(Entries from a dataset of interfaces)

____________

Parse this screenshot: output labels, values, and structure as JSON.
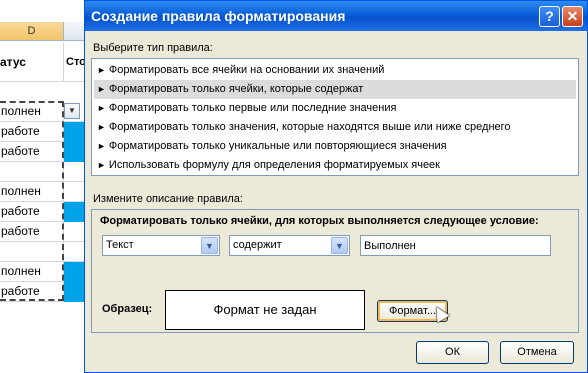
{
  "sheet": {
    "column_d": "D",
    "header_d": "атус",
    "header_e": "Сто",
    "rows": [
      {
        "text": "полнен",
        "blue": false,
        "dropdown": true
      },
      {
        "text": "работе",
        "blue": true
      },
      {
        "text": "работе",
        "blue": true
      },
      {
        "text": "",
        "blue": false
      },
      {
        "text": "полнен",
        "blue": false
      },
      {
        "text": "работе",
        "blue": true
      },
      {
        "text": "работе",
        "blue": false
      },
      {
        "text": "",
        "blue": false
      },
      {
        "text": "полнен",
        "blue": true
      },
      {
        "text": "работе",
        "blue": true
      }
    ]
  },
  "dialog": {
    "title": "Создание правила форматирования",
    "help_glyph": "?",
    "close_glyph": "✕",
    "rule_type_label": "Выберите тип правила:",
    "rule_types": [
      "Форматировать все ячейки на основании их значений",
      "Форматировать только ячейки, которые содержат",
      "Форматировать только первые или последние значения",
      "Форматировать только значения, которые находятся выше или ниже среднего",
      "Форматировать только уникальные или повторяющиеся значения",
      "Использовать формулу для определения форматируемых ячеек"
    ],
    "selected_rule_index": 1,
    "description_label": "Измените описание правила:",
    "condition_title": "Форматировать только ячейки, для которых выполняется следующее условие:",
    "condition": {
      "field_type": "Текст",
      "operator": "содержит",
      "value": "Выполнен"
    },
    "sample_label": "Образец:",
    "sample_text": "Формат не задан",
    "format_button": "Формат...",
    "ok_button": "ОК",
    "cancel_button": "Отмена"
  }
}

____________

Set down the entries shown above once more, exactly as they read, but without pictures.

Parse this screenshot: output labels, values, and structure as JSON.
{
  "sheet": {
    "column_d": "D",
    "header_d": "атус",
    "header_e": "Сто",
    "rows": [
      {
        "text": "полнен",
        "blue": false,
        "dropdown": true
      },
      {
        "text": "работе",
        "blue": true
      },
      {
        "text": "работе",
        "blue": true
      },
      {
        "text": "",
        "blue": false
      },
      {
        "text": "полнен",
        "blue": false
      },
      {
        "text": "работе",
        "blue": true
      },
      {
        "text": "работе",
        "blue": false
      },
      {
        "text": "",
        "blue": false
      },
      {
        "text": "полнен",
        "blue": true
      },
      {
        "text": "работе",
        "blue": true
      }
    ]
  },
  "dialog": {
    "title": "Создание правила форматирования",
    "help_glyph": "?",
    "close_glyph": "✕",
    "rule_type_label": "Выберите тип правила:",
    "rule_types": [
      "Форматировать все ячейки на основании их значений",
      "Форматировать только ячейки, которые содержат",
      "Форматировать только первые или последние значения",
      "Форматировать только значения, которые находятся выше или ниже среднего",
      "Форматировать только уникальные или повторяющиеся значения",
      "Использовать формулу для определения форматируемых ячеек"
    ],
    "selected_rule_index": 1,
    "description_label": "Измените описание правила:",
    "condition_title": "Форматировать только ячейки, для которых выполняется следующее условие:",
    "condition": {
      "field_type": "Текст",
      "operator": "содержит",
      "value": "Выполнен"
    },
    "sample_label": "Образец:",
    "sample_text": "Формат не задан",
    "format_button": "Формат...",
    "ok_button": "ОК",
    "cancel_button": "Отмена"
  }
}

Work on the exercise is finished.